This applies primarily to adapting 30-second creative to a 15. Obviously, you’ll need to do some serious editing to get a 30 down to a 15. But don’t just hack away until you have the right length. In fact, think of this as an opportunity to trim away the fat and focus on a single key message. Find the most succinct way of saying it, then jettison everything else. It means a new script and voiceover, but the results will be worth it. You’ll end up with a more focused, cohesive spot that works on its own, not just a muddled, mangled version of the original.

Fortunately, it’s not radio

With each second so precious in a 15, it’s even more important that your visuals and audio work together well to tell your whole story. “See and say” can be a good way to reinforce messaging, but in the case of 15s, your audio and video messages need to be more complementary, as opposed to just copying one another.

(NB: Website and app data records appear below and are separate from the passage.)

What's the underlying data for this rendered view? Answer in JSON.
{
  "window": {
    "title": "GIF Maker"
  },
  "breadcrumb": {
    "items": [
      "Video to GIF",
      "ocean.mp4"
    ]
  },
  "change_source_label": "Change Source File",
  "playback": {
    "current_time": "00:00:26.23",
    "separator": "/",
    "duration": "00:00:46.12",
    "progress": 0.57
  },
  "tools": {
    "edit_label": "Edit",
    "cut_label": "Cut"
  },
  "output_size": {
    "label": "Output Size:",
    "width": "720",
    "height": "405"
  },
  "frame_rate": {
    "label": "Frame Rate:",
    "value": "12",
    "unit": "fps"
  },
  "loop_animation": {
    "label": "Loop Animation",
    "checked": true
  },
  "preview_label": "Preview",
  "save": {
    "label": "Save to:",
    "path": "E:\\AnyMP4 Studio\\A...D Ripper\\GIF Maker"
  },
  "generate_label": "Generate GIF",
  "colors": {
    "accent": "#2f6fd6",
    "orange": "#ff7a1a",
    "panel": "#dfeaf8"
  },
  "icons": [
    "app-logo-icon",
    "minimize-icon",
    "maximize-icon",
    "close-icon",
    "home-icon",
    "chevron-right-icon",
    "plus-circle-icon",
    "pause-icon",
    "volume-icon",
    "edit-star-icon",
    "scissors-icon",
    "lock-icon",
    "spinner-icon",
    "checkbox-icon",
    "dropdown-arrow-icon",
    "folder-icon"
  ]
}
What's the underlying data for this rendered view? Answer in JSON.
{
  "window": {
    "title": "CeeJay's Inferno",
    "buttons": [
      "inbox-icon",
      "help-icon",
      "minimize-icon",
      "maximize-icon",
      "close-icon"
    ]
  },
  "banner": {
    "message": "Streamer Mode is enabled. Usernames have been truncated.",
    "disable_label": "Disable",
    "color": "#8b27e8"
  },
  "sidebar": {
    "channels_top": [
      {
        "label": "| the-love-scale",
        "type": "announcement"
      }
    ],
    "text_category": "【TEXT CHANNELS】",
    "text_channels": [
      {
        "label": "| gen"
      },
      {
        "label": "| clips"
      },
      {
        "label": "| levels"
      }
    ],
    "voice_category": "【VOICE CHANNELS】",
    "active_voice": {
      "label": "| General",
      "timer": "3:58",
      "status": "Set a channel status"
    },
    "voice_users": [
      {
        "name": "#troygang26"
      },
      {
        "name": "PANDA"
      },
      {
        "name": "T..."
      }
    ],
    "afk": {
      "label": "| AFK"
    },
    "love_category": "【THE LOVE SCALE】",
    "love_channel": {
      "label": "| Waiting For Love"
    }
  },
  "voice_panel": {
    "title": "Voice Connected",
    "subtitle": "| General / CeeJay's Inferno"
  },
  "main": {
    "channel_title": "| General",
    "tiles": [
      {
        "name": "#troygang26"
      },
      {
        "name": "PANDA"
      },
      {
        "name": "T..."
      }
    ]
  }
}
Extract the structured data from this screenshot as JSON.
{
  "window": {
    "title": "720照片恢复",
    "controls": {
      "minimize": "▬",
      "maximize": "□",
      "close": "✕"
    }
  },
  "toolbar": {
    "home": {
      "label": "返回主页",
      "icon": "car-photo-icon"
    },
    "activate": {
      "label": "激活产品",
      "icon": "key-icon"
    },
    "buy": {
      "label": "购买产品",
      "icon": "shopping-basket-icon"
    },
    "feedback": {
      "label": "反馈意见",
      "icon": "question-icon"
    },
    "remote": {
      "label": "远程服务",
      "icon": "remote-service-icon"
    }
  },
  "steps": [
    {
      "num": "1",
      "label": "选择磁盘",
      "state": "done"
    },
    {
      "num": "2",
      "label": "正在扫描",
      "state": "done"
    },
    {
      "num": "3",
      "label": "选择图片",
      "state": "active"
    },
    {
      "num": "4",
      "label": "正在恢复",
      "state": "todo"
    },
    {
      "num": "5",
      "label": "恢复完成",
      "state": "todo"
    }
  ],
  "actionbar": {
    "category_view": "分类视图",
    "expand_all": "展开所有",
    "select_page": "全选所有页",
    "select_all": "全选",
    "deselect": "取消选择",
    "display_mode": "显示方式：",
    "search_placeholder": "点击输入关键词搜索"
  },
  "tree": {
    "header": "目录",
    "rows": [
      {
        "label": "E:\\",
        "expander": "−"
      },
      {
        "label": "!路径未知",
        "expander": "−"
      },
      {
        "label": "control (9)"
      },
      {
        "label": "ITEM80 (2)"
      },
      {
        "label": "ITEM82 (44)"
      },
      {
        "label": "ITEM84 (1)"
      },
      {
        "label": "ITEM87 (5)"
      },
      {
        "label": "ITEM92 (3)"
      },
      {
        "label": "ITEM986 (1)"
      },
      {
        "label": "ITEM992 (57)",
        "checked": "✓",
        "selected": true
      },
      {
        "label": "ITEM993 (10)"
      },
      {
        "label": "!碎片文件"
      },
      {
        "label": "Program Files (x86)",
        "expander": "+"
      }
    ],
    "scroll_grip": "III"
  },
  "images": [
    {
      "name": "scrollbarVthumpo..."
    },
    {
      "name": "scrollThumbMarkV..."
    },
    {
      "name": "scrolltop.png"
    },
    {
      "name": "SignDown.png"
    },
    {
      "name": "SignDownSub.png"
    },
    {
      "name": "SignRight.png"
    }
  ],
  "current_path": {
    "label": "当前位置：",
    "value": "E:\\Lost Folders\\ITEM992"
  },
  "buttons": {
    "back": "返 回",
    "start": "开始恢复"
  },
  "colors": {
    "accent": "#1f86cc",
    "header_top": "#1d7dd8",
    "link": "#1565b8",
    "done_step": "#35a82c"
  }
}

Should your 15 be running online, having visuals that communicate key information without audio is even more critical, as up to 70% of viewers using mobile devices will be watching with the sound off. For more best practices for creating Facebook videos, watch our recent MFTV episode. (link to MFTV video)

Write short, expand longer

If you know from the get-go that you’re going to need both 30- and 15-second lengths, it makes more sense to start by developing a 15, and then coming up with ways to expand it to make it a 30. As mentioned above, this will help you hone in on what you really need to say. In general, you’re going to have an easier time coming up with additional messages or more ways to expand your creative concept in a spot than going the other way and trying to remove content.

Two spots are often better than one

If you have a 30-second spot that makes so many fantastic points that forcing you to get rid of any of them is like asking you to choose among your children, think about splitting up your key info over two 15-second spots. Yes, there are budget considerations such as an additional voiceover and some extra editing, but the incremental costs shouldn’t be enormous if you’ve already created the base content. Plus, while broadcast and cable networks have become more accommodating to 15s, if you’re planning on running your spot on those outlets, having two 15s may give you additional flexibility and potentially better placements.

Whether it’s 15 seconds or 15 minutes, Martino Flynn can help you make the most of your video content. To learn more, contact Executive Producer John Marianetti.